Father figures play a big role in the novel. Frex is one of the only fathers we actually see being a father. (Fiyero never has any in-text interaction with his kids, and Boq has very brief scenes with his near the novel's end.) So Frex's parental role stands out.
Frex dominates the lives of his daughters in many ways: Nessa is his mini-me and Elphaba has a hugely complex love/hate relationship with him, which reflects his feelings for her. Freud would have had a field day with those two. We get a lot of insight into Frex's complex feelings for Elphaba early in the novel, though he never verbalizes these feelings until the novel's end. But actions really can speak louder than words sometimes.
"Look, Fabala," he whispered (Melena hated the derivative, so he used it: it was his and Elphaba's private bond, the father-daughter pact against the world). "Look what I found in the forest. A little maplewood bird."
The child took the thing in her hands. [...] Frex steeled himself to hear the inevitable splintering, and to hold back his sigh of disappointment. But Elphaba did not bite. (1.6.3-4)
Frex can be an egotistical jerk who plays favorites, but he does seem to genuinely love both his daughters. He's just better at showing it with Nessa:
"But for the first couple of years – until Nessarose was born – you were a little beast. Only when saintly Nessarose was delivered to us, even more scarred than you, did you settle down like a normal child." (5.3.20)

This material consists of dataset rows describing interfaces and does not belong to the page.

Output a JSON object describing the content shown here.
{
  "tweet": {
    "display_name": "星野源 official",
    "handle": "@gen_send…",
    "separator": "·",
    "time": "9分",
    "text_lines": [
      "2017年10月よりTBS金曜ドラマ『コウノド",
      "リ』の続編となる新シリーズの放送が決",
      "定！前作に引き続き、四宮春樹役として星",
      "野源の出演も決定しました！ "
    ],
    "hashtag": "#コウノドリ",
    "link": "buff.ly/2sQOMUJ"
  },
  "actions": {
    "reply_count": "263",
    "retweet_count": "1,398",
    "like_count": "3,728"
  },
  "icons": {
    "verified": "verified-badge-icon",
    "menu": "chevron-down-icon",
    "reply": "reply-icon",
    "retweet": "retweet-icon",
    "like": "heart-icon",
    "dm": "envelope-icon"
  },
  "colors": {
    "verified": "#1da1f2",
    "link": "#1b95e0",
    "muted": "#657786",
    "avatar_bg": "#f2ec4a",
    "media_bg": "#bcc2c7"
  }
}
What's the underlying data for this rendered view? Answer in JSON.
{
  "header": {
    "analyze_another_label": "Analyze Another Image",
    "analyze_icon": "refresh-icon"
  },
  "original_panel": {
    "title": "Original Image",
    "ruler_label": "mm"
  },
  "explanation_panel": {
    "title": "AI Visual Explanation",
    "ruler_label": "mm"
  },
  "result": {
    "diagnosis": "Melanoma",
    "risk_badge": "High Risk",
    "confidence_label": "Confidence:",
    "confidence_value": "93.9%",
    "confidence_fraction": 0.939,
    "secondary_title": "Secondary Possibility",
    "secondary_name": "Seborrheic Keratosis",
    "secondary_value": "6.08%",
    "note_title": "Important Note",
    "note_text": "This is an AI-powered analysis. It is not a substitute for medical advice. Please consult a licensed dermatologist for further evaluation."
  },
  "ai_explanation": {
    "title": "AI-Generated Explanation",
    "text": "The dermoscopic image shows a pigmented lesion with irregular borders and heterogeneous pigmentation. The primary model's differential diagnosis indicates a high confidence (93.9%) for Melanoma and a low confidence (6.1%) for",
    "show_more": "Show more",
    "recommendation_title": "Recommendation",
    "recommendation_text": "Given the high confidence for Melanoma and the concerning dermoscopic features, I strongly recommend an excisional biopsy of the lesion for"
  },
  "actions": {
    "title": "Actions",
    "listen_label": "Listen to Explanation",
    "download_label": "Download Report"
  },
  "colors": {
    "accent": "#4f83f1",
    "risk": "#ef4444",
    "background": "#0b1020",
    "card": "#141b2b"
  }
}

We're sure every kid wants to hear that they're the cursed, demon child while their sibling is "saintly." In end, Frex is rather selfish – his treatment of his kids reflects himself and his own feelings; he doesn't show consideration for what his daughters might think or feel or need.
Aside from being "the dad," Frex is also linked to the novel's religious theme. He is a religious extremist who never accomplishes much but always tries very hard (like father, like daughter really). His religious beliefs are at the core of who Frex is and dictate his actions in life. Only someone with a lot of conviction (or guilt) would drag his family off to the Quadling Country to live a hard life as missionaries. But Frex isn't really a strong or brave person. He's just a flawed, desperate one:
Elphie glanced sideways at him, and for the first time she saw him as feckless – the kind of old man that Irji, if he survived, would grow to be. Constantly pawing at the edge of events, reacting instead of acting, mourning the past and praying for the future instead of stirring up the present. (188.8.131.52)
Elphaba never learns how to deal with her father's weaknesses, much as Frex never learns how to deal with her various complexities. In a way, these two characters never learn who the other is.